Given a domain D, Laplace’s equation is: \Delta u=0 on D, and u=f on the boundary dD, where f is any continuous function defined there. This PDE arises wherever the notion of potentials is defined, for example electromagnetism, fluids and thermodynamics.

Theorem: Given suitable regularity conditions on D to be discussed later, Laplace’s equation has a unique solution, given by:

u(x)=\mathbb{E}_x[f(B_{T_D})]

Notation: First, what does this mean? Define T_D:=\inf\{t:B_t\not\in D\}, to be the time at which a Brownian Motion leaves the domain D. This is a stopping time, and so will be suitable for application of the Strong Markov Property. \mathbb{E}_x means that we are taking expectation with respect to a BM started at x. So informally, we are defining u(x) as: start a BM at x; see where it hits the boundary of D; record the value of f at that point. Then set u(x) to be the expected value of this process.

Existence: First, we are going to check that the solution conjectured is a solution. We will need a lemma:
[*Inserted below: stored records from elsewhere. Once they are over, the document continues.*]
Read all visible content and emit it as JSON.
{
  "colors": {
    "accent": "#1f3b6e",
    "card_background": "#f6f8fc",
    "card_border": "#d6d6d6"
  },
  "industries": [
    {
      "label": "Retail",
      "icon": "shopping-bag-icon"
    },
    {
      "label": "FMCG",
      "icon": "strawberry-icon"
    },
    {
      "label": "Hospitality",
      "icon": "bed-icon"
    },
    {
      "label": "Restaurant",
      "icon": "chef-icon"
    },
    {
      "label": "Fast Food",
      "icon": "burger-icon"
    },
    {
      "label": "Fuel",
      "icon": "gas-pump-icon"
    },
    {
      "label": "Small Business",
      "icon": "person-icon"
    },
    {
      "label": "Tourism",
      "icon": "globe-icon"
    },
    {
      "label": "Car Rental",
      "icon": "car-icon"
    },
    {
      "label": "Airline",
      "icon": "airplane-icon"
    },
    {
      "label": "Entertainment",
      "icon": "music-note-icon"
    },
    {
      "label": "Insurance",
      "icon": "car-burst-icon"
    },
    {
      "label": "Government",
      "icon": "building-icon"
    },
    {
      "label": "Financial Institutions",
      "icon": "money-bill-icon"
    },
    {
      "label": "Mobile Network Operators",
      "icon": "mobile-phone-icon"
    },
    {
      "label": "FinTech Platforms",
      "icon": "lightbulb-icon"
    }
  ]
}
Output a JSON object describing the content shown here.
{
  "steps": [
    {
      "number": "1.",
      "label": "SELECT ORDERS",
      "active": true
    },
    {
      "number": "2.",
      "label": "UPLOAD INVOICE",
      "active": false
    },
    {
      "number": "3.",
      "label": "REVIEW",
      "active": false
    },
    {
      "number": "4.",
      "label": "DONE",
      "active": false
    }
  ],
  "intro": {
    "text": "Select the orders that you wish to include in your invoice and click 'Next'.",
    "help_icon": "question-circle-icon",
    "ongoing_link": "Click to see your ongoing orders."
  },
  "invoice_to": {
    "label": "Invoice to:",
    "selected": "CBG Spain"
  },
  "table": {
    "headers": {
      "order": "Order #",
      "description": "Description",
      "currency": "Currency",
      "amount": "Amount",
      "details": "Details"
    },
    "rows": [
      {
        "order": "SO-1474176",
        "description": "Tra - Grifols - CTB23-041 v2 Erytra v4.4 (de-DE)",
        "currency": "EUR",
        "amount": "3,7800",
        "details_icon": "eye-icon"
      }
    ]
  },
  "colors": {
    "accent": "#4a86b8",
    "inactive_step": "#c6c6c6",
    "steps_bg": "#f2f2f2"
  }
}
Lemma: A locally-bounded function u satisfies \Delta u=0 on a domain D if and only if it has the property that for every closed ball \bar{B(x,r)}\subset D we have:

u(x)=\frac{1}{\sigma_{x,r}(S(x,r))}\int_{S(x,r)}u(z)d\sigma_{x,r}(z)

where \sigma_{x,r} is the surface area measure on the boundary S(x,r) of the ball radius r centred on x. Essentially, this says that u(x) is equal to the average value of u on a ball around x.

Proof of Theorem: First, existence. Set u as specified in the statement of the theorem. Given a Brownian Motion started at x, we have stopping times T_r<T_D corresponding to the hitting times of the ball radius r around x and the boundary dD. The domination condition holds by continuity provided B(x,r) is contained within D. So we may apply the Strong Markov Property:

\mathbb{E}_x[f(B_{T_D})]=\mathbb{E}_x[\mathbb{E}_x[f(B_{T_D})|\mathcal{F}_{T_r}]]=\mathbb{E}_x[\mathbb{E}_{B_{T_r}}[f(B_{T_D})]]

By definition, the left hand expression is u(x). But also, because the distribution of B_{T_r} is uniform on S(x,r), the right hand side is equal to:

\frac{1}{\sigma_{x,r}(S(x,r))}\int_{S(x,r)}u(z)d\sigma_{x,r}(z)

and so by the lemma, this guarantees that the function u is harmonic on the interior of D.

The lemma can also be used to show uniqueness. Continue reading